“Look, I don’t know,” she says flatly. She stares at me, probing, waiting. It’s like we both hold a question that can’t be asked. What’s weird, too: close up, Laila smells like anyone else.
“Good luck,” I manage to say.
“Thanks,” she whispers.
* * *
That night Jacob walks into my room and holds up the pens. “What are these?”
What’s weird, too: close up, Laila smells like anyone else.
“Why the hell are you digging through my backpack?” I whisper harshly, and he’s taken aback. I never swear at him.
“Mom said to check it for any leftover lunch. You’re lucky it was me and not her.” He knows how to make me feel guilty. “Are these expensive? Are they from China?”
“Japan.” I handle them like they are breakable. I stare at Jacob’s face. It is losing its babyish roundness and he is starting to smell musty, mushroomy. His solid jaw and intense eyes resemble my dad more every day. My parents have been scheming for Jacob to attend Longman in a few years.
“We’re going to Palo Alto tomorrow,” I announce. “I’ll tell Mom we’re Christmas shopping.”
* * *
The next day we take the bus north and Jacob keeps asking, Where are you taking me? When we walk into Artastic, the balding owner is alone behind the register.
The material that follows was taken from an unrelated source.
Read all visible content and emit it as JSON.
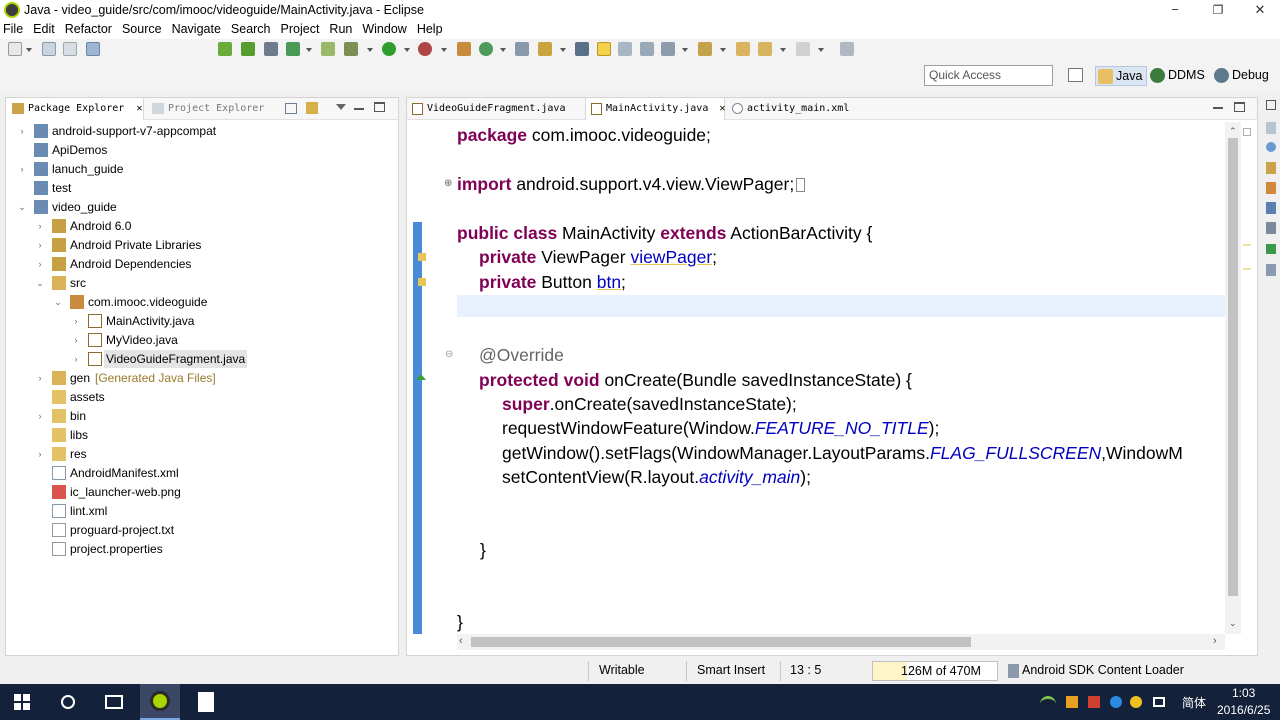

He nods and chews his pen.
“I was here a few weeks ago,” I say.
He removes the Bic from his mouth. “Glad to have you back.”
I take a deep breath and pull out the pens. “I stole these. I’m returning them.”
He freezes in shock. He blinks and glances at Jacob, whose eyes are popping out of his head.
“How old are you?” he asks.
“Fourteen,” I say and my voice cracks.
The man examines Jacob again. “This your little brother?”
I nod. “Yes, but he wasn’t with me. He has nothing to do with this.”
Jacob’s mouth hangs open and he stares at me.
“You’ve committed a felony, you know that, don’t you?” the man says. “I could call the police right now and you could have a record.” There is no humor in the set of his mouth, but the corner of his eyes dance. “What the hell am I going to do with you kids? You don’t get it, do you? You just waltz in here and think if you take something, it’s all a game, a bunch of free stuff.” He glares at Jacob. “I have rent and overhead and decent employees to pay. I’m just trying to make a living here. It is people like you who steal that’ll put me out of business.”
He pauses and I look down at the counter; my face burns. He isn’t done. “What’s your home number? Where I can reach your parents? And I want your name and your school.”
My stomach plunges. I had hoped he would stop at a lecture. I slowly take his gnawed Bic and write down my name.
We exit the store and Jacob does something he hasn’t done for a long time—he holds my hand. His hand is slimmer than mine and the warm curl of his fingers makes me want to cry.
He takes a deep breath. “God, that was dumb, Jacie. You better never ever steal again.”
“Yeah, you’re right,” I tell him and sniff.
At home, we are quiet and wait for the phone call from the owner. We both pick at our dinners. “What’s the matter with you two?” my mom asks while scraping our plates over the trash. “You getting sick?”
Jacob and I hang out in my room until my dad yells at us to go to bed. Before he leaves, Jacob asks softly, “So why’d you do it?”
“I guess I was trying to impress someone.”
“Was it a guy? Was he worth it?”
“It wasn’t for a guy,” I say. “And she didn’t think she was worth it.”
The phone call never comes.
* * *
The New Year arrives and the old year is dismissed, as is Laila. Whispers about the Saks Fifth incident swirl in the hallways. Honesty and conscience, Voclain reminds us.
No one witnesses it, but Laila’s locker is searched, and my present splatters and drips on the tile floor. The first day back, I notice the brown sticky stain. For a while, it smells like a bakery but that gives way to the odor of Pine-Sol and sour sneakers. As I spin my combination, I still tuck in my elbows to make room. And for a long time after, the scent of vanilla, its syrupy sweetness no longer homey but strong and sharp, reminds me of her.